Columbia University Digital Knowledge Ventures The Architecture and Development of New York City with Andrew S. Dolkart
image The Birth of the Skyscraper The First Elevator
Critical Acclaim
TimelinesKey FiguresGlossary
Maps & Key Buildings
The First Elevator
Critical Acclaim
Video Is Off
The elevator is one of the requirements of the skyscraper, and this was, of course, realized very early. One of the first major bits of criticism of the skyscraper, and one of the first histories of the early skyscraper was written in Scribner's magazine, a very popular art and literary magazine of the late nineteenth century. Barr Ferree, one of the leading nineteenth-century architecture critics, wrote about the skyscraper and how the skyscraper developed. He wrote:
Vertical architecture would be impossible, first of all, without the elevator, the great equalizer of civilization, which . . . by excessively rapid "express service," makes the twentieth floor scarcely more difficult to access than the third. . . . Without [the elevator] its chief merit [of the tall building] would be gone; without it its upper stories would be as inaccessible as a mountaintop.

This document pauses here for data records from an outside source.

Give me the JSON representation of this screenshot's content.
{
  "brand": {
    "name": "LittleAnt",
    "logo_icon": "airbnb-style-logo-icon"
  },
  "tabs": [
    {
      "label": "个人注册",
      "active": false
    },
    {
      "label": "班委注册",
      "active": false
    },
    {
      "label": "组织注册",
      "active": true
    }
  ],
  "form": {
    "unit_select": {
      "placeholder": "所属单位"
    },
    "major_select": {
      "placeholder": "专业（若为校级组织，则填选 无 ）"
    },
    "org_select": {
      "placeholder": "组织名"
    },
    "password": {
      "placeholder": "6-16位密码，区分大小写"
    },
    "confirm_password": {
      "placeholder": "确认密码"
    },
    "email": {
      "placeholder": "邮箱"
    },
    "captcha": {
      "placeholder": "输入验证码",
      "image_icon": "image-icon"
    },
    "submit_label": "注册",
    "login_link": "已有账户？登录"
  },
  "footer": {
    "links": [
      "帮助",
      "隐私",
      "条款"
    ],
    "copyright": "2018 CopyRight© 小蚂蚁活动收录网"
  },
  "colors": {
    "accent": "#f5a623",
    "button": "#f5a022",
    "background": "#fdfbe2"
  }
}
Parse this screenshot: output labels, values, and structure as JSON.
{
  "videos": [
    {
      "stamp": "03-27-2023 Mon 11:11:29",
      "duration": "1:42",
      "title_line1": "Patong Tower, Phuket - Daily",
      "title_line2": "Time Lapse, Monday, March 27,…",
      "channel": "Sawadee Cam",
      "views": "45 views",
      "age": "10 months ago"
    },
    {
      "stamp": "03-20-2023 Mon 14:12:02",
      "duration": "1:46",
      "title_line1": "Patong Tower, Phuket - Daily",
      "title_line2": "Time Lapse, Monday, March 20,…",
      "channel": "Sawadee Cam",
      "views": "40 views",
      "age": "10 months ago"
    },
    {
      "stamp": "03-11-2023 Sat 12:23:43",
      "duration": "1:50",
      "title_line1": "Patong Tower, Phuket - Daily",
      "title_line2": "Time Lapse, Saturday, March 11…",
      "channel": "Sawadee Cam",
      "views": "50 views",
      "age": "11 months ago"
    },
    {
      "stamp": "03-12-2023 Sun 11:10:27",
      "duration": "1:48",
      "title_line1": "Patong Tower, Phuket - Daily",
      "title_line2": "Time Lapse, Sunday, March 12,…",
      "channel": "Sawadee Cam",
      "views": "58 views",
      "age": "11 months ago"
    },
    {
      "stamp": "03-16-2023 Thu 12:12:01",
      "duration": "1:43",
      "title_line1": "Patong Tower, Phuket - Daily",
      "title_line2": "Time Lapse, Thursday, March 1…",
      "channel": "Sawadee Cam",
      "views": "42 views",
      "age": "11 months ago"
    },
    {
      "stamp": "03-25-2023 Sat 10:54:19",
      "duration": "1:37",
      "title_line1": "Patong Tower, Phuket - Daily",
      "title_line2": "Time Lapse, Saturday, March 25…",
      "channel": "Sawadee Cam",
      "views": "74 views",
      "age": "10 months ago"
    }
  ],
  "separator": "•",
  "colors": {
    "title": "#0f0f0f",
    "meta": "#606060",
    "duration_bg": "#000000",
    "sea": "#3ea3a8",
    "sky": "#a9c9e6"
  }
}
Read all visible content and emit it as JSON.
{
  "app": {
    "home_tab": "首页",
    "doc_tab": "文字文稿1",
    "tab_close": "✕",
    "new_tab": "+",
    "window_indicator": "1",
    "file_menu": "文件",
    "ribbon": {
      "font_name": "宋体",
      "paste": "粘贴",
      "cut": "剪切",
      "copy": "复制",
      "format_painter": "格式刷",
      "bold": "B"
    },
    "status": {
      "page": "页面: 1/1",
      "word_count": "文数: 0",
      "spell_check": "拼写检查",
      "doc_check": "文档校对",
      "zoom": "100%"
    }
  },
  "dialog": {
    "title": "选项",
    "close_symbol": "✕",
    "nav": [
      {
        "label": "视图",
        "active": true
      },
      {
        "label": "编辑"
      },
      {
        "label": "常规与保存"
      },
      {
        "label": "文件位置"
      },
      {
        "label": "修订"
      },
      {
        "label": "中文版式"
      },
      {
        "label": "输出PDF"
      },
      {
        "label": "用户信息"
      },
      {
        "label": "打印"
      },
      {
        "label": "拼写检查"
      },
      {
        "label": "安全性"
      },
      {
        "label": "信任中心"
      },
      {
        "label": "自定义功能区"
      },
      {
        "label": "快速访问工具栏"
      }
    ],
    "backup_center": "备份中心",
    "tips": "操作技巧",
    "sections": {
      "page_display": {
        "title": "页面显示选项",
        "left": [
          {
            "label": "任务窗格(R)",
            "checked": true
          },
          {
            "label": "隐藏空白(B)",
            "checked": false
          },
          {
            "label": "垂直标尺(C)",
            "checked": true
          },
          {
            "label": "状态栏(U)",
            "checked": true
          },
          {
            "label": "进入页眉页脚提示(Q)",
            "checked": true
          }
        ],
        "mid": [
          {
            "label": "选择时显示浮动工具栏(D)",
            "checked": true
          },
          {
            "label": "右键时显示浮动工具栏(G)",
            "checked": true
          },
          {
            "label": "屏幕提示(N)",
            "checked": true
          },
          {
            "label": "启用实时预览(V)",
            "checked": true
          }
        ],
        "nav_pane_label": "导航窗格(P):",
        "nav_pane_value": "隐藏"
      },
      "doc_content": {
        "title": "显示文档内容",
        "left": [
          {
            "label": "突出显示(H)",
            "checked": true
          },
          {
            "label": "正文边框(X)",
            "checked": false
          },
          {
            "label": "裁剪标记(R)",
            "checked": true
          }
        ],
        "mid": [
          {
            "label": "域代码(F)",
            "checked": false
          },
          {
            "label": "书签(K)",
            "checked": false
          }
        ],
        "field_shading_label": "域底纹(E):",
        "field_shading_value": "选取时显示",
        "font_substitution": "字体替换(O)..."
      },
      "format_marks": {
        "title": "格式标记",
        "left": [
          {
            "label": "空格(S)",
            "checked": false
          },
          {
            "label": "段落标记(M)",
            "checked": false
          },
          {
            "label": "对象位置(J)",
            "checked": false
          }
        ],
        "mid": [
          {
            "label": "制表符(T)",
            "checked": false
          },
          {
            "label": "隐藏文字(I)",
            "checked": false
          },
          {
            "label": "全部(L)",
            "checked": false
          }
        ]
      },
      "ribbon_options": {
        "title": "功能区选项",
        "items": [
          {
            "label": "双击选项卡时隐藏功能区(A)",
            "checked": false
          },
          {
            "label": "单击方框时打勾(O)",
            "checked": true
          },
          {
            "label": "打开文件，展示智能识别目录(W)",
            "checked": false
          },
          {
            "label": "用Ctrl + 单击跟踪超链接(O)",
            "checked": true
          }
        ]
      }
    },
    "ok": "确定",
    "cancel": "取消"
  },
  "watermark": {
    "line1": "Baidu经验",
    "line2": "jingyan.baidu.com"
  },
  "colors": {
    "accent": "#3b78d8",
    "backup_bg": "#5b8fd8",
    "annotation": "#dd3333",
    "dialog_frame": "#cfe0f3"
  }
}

|
 

^Click thumbnails to
enlarge images.
|-
|
Printer Friendly PreviousNext
Turn Video On Turn Video Off